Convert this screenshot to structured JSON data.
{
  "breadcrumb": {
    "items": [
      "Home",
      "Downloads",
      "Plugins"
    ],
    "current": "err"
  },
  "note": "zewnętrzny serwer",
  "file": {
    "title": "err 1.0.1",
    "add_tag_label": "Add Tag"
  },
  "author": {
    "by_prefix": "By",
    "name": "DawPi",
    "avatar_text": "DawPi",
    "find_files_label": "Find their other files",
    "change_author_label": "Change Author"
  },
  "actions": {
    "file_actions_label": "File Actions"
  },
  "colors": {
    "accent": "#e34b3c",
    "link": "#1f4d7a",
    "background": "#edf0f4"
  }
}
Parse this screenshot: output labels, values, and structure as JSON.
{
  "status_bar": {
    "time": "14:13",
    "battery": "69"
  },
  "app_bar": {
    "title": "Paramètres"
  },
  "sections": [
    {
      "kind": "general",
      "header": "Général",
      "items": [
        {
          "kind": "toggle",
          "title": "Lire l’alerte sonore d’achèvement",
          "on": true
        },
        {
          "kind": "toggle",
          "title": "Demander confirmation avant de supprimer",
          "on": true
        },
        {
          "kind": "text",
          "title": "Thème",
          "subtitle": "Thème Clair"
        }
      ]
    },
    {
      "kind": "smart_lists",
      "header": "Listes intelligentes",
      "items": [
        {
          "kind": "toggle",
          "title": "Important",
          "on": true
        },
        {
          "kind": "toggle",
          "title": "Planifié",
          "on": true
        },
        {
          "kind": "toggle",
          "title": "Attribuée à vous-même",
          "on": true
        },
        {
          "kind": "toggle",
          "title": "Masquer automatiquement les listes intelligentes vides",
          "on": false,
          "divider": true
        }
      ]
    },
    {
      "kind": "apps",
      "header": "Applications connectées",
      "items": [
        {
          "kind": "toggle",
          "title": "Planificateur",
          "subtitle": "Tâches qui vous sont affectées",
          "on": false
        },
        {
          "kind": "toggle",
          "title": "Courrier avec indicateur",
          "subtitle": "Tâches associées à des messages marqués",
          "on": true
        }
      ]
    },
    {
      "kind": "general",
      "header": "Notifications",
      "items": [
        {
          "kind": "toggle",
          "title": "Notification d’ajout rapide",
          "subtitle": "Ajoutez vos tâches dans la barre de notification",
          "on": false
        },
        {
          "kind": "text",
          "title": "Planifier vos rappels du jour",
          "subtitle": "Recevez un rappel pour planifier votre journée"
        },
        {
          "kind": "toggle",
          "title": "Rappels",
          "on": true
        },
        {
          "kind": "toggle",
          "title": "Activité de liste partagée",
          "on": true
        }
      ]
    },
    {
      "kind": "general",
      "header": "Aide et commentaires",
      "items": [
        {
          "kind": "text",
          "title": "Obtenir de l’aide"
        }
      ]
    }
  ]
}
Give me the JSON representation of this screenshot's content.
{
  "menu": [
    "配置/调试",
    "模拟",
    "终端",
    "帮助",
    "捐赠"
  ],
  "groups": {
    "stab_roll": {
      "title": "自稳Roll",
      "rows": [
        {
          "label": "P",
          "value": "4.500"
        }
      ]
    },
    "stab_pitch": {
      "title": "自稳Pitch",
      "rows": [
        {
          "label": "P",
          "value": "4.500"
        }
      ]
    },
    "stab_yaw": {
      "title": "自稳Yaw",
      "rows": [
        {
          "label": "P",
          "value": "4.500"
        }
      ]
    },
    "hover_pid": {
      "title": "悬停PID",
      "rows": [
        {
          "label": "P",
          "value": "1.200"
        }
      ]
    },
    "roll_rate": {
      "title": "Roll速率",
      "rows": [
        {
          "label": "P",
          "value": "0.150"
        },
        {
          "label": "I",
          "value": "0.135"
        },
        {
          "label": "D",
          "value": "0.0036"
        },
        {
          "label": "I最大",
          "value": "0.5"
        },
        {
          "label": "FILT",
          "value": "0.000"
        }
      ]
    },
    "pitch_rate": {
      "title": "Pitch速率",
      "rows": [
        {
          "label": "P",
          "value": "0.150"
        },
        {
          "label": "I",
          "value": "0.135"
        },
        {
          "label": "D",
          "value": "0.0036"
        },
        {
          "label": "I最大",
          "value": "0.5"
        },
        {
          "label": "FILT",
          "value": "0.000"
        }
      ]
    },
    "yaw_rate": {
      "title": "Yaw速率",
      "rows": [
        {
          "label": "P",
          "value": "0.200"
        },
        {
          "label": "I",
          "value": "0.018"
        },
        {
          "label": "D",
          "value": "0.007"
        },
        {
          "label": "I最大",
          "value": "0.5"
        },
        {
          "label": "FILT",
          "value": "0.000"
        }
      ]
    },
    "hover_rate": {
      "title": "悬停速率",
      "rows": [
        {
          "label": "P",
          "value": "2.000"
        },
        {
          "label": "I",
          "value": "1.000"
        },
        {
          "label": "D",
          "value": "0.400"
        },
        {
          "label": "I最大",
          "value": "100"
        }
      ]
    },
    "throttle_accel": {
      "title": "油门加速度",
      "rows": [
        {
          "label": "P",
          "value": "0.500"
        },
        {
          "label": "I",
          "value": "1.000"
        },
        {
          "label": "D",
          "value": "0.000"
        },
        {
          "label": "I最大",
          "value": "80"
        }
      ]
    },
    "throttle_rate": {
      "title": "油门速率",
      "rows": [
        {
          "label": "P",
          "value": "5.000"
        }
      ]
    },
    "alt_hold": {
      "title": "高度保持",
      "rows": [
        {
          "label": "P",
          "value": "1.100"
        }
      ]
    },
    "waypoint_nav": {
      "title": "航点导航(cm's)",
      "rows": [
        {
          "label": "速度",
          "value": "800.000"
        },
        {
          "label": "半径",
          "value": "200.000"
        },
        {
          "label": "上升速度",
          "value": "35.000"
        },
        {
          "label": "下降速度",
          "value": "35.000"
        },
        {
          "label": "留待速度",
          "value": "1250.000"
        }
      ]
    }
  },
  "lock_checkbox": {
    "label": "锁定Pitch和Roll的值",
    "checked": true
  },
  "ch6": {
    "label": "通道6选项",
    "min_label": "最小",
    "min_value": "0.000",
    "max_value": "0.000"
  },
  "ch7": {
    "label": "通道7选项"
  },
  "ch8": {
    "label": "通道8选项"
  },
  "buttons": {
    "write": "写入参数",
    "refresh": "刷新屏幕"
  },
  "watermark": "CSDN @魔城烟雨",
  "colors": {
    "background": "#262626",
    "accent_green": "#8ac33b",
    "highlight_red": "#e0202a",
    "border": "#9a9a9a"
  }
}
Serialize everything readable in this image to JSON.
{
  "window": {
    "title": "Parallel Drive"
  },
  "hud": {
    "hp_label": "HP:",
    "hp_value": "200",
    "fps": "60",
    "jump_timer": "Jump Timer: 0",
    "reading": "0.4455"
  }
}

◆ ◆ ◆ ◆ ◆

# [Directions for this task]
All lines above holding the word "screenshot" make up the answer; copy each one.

# [Answer to this task]
Convert this screenshot to structured JSON data.
Parse this screenshot: output labels, values, and structure as JSON.
Give me the JSON representation of this screenshot's content.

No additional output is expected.